The problem - and the solution - is highly dependent on the plot.draw() function within the Python environment and back end, and may even vary in different product releases. It manifests itself in different ways depending on the environment. The problem shows up in many places on stackoverflow with some solutions working for some people and not for others.
The gold standard on my Windows laptop is running the Python from the command line - no IDE, just plain vanilla Python3. draw() as shown in the example always works fine there.
If I try it in Jupyter notebook on the same machine, no amount of draw(), plot.pause(), plot.show(), or any other suggestion works. I tried %matplotlib with notebook, widget and ipympl. Nothing gets drawn until complete end of cell code execution.
Some other sources on stackoverflow suggested using figure.canvas.flush_events(). I had some success with that and investigated further.
The best solution turned out to be to run the draw() at the figure.canvas level instead of the axes or plot level.
You can get the figure by creating your plot with command:
fig, graph, = plt.subplots()
or, if you've already created the plot, as in the code at the top of the ticket, put the following outside the loop:
fig = plt.gcf() #get current figure
Inside the loop, instead of plt.draw(), use
It's proven reliable in my Jupyter Notebook environment even when running multiple axes/plots across multiple figures.
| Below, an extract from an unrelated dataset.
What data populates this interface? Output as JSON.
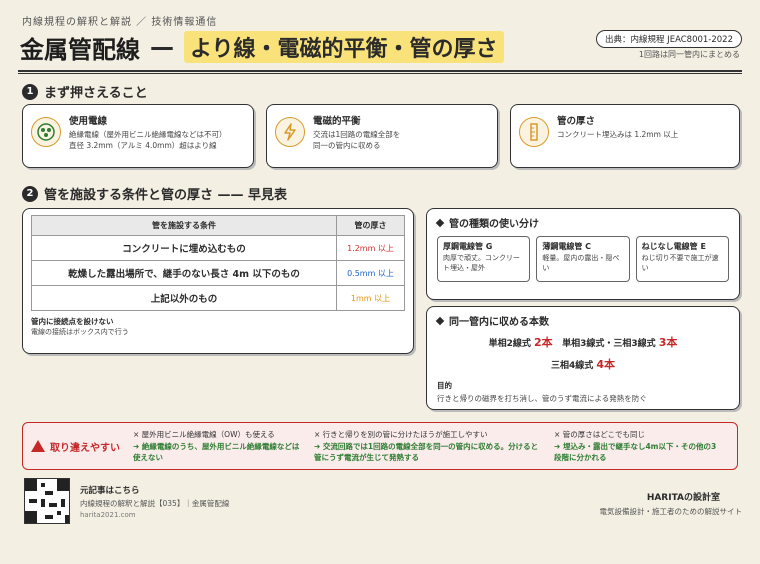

I can drop in sleep() statements and everything appears when expected.
Your mileage may vary.